### MATERIAL TO PROCESS

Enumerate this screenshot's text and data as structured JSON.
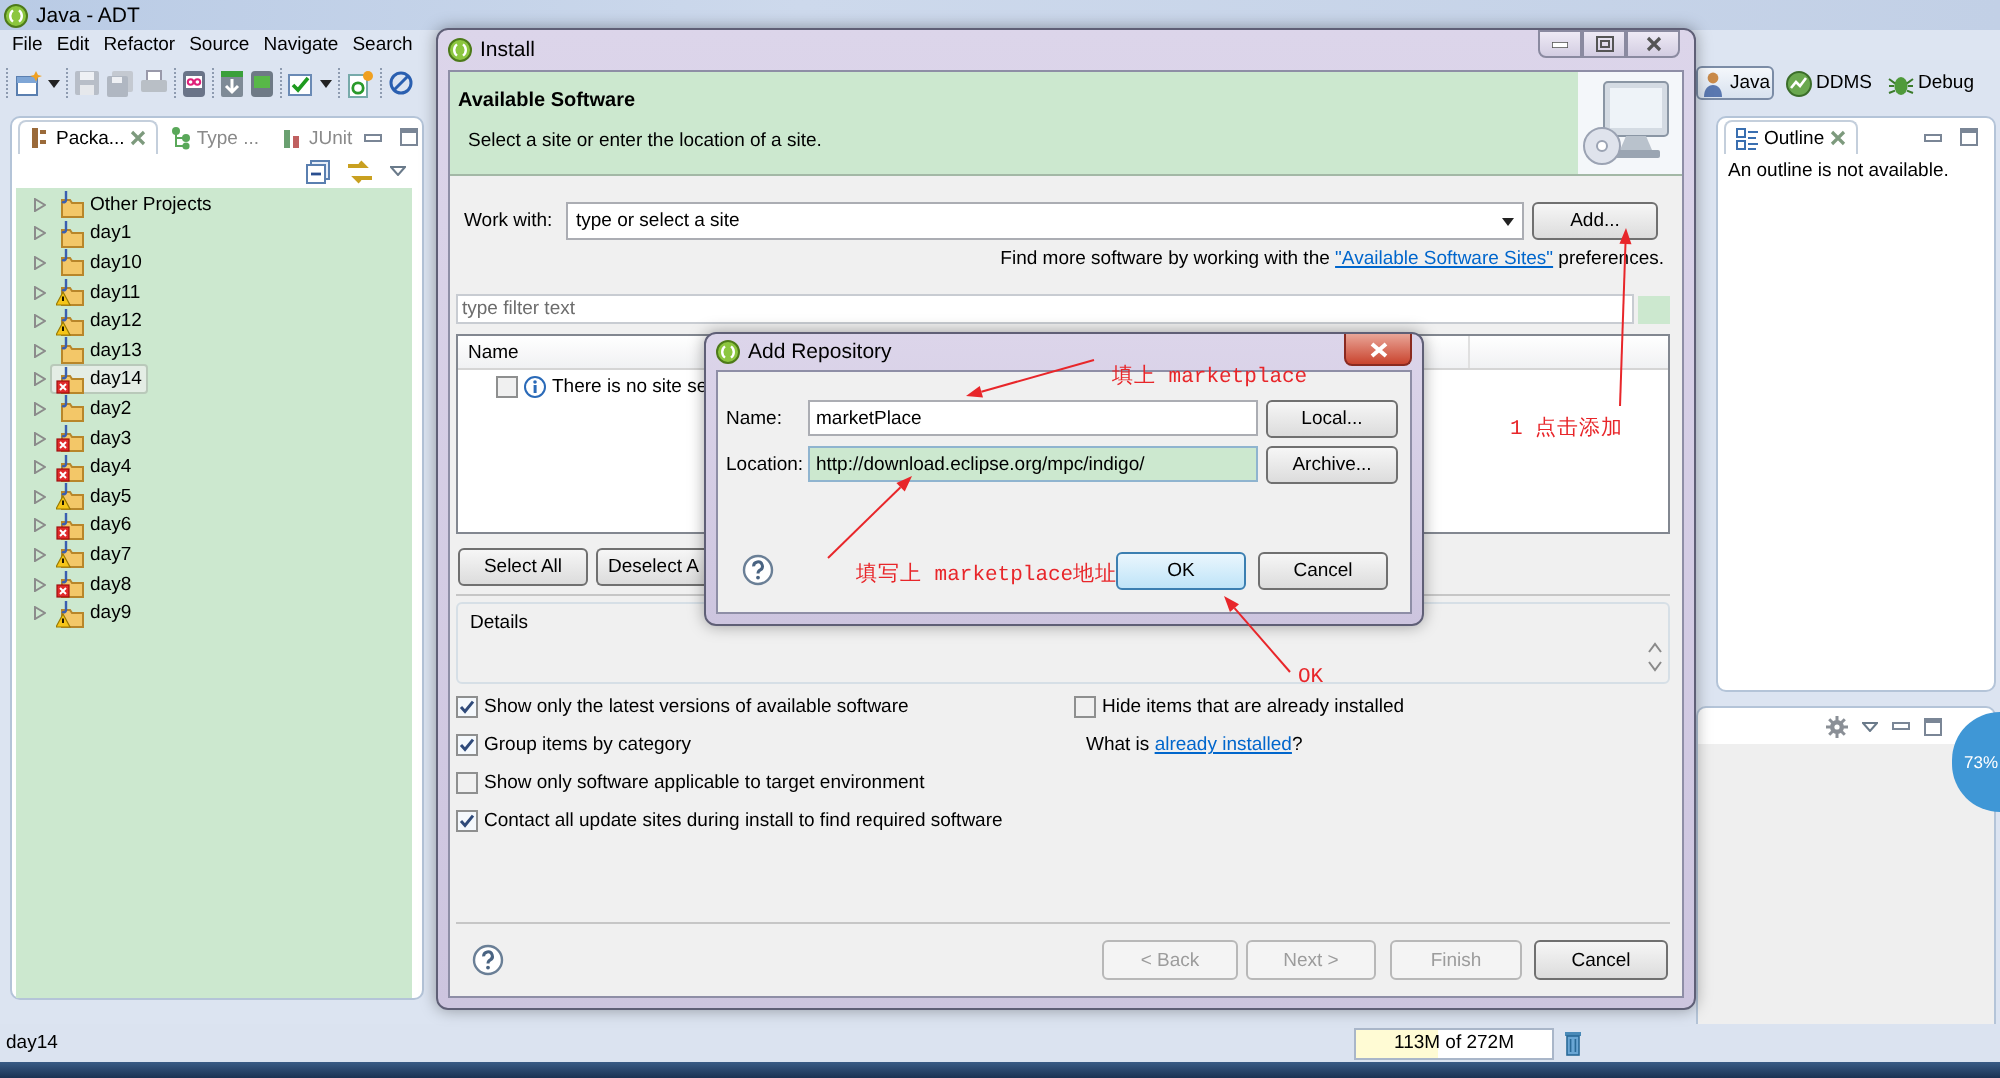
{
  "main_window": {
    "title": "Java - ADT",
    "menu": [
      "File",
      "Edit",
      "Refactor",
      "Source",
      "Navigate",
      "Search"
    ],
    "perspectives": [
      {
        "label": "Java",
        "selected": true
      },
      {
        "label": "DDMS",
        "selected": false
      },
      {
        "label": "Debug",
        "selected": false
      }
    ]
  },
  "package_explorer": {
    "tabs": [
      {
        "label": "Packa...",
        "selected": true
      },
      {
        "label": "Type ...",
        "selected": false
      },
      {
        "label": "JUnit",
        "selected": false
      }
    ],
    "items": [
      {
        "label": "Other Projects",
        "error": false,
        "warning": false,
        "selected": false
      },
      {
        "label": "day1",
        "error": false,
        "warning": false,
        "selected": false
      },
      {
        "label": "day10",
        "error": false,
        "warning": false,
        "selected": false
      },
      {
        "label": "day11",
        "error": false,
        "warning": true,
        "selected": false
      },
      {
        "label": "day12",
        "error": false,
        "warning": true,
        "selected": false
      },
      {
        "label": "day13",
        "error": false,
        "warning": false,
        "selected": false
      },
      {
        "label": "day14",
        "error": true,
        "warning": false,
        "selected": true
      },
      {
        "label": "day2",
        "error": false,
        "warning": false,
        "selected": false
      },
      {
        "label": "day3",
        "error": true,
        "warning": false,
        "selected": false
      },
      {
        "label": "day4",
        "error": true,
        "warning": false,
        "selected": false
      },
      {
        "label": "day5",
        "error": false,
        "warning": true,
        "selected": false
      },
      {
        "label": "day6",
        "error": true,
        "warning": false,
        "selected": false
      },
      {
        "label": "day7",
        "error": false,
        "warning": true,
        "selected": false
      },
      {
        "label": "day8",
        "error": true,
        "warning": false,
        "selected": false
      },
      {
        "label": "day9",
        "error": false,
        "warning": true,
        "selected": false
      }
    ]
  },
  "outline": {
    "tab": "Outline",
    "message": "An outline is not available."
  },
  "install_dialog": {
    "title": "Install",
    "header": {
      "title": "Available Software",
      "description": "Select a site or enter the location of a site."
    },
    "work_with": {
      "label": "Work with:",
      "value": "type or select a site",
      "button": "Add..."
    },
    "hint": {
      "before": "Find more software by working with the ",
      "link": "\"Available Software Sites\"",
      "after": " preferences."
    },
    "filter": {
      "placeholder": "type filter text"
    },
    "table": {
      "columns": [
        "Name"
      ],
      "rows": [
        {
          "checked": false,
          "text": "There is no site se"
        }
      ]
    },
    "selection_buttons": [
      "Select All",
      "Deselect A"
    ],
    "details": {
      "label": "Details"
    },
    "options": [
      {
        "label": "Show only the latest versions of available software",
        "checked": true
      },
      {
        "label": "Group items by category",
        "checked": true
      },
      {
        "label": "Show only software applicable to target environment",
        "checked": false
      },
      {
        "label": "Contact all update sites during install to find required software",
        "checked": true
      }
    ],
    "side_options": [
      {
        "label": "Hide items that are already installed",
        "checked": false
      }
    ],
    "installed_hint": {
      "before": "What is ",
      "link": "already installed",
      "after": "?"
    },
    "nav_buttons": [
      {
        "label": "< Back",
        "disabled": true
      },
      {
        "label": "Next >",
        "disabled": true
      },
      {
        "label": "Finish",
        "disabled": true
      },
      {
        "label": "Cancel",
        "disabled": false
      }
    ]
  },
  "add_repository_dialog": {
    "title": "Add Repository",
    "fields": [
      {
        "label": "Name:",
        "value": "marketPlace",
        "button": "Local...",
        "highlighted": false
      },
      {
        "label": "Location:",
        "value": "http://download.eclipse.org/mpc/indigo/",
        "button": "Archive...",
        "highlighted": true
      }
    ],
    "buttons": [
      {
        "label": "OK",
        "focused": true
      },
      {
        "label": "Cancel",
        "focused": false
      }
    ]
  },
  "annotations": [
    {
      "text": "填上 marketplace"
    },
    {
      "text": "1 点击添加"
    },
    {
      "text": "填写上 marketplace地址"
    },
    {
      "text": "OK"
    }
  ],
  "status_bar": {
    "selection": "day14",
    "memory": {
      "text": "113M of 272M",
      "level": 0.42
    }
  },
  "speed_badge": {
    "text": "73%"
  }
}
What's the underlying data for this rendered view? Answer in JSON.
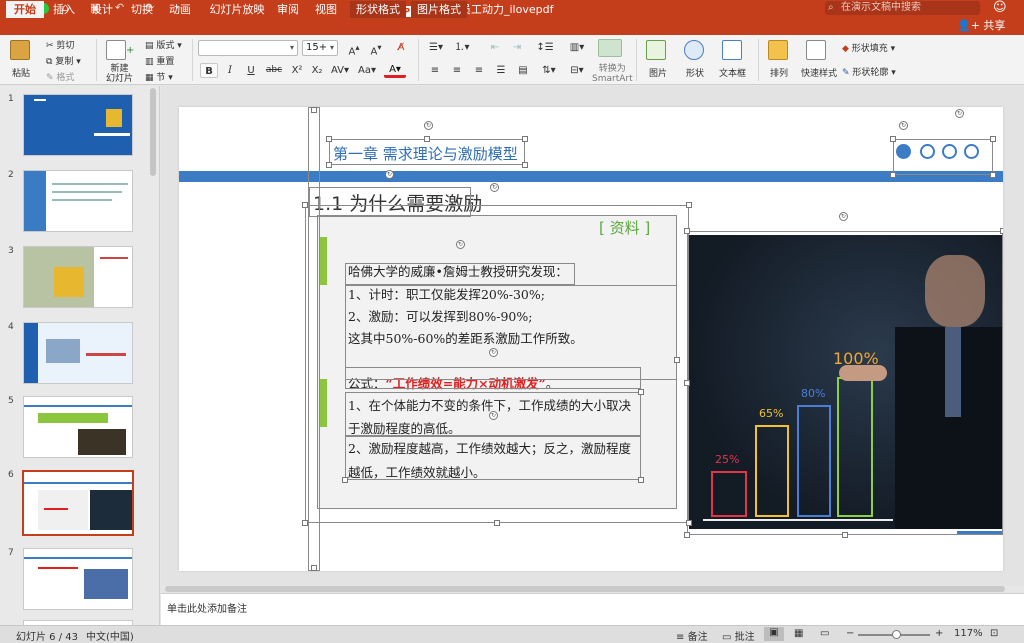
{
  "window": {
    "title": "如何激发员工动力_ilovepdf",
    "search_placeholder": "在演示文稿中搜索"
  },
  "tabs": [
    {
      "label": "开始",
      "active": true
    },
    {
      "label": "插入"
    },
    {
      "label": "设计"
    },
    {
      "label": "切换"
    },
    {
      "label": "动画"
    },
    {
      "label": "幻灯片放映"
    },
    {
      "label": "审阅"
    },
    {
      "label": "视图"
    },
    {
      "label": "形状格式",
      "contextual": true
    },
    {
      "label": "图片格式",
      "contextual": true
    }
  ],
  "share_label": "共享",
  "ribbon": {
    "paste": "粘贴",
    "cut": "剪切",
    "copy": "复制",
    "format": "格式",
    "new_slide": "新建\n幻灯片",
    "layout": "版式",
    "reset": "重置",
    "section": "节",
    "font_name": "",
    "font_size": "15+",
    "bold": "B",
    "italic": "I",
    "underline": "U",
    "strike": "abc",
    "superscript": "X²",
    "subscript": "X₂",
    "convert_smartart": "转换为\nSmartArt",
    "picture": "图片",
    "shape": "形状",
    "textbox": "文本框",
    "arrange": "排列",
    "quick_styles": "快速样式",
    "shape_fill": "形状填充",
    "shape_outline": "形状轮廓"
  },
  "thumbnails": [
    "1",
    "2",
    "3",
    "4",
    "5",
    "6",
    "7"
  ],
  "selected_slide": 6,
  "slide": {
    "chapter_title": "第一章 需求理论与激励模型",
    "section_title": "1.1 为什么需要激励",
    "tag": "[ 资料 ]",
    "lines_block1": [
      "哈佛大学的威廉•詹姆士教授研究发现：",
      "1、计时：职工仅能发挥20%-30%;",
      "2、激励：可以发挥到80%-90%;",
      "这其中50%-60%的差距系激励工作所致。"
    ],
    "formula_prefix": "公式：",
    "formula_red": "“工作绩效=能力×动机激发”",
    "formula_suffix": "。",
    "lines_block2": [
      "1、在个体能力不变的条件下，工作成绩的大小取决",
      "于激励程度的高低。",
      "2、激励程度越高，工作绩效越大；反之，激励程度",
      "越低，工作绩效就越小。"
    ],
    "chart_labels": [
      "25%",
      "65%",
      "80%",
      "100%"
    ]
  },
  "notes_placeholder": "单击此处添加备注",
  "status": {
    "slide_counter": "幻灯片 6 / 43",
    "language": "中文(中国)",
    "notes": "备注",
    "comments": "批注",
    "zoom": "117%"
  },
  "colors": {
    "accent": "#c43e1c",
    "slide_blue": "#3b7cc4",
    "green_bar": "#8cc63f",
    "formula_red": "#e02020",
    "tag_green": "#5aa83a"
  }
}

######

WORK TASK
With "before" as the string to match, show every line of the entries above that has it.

OUTPUT OF THE EXERCISE
      "before": "Find more software by working with the ",
      "before": "What is ",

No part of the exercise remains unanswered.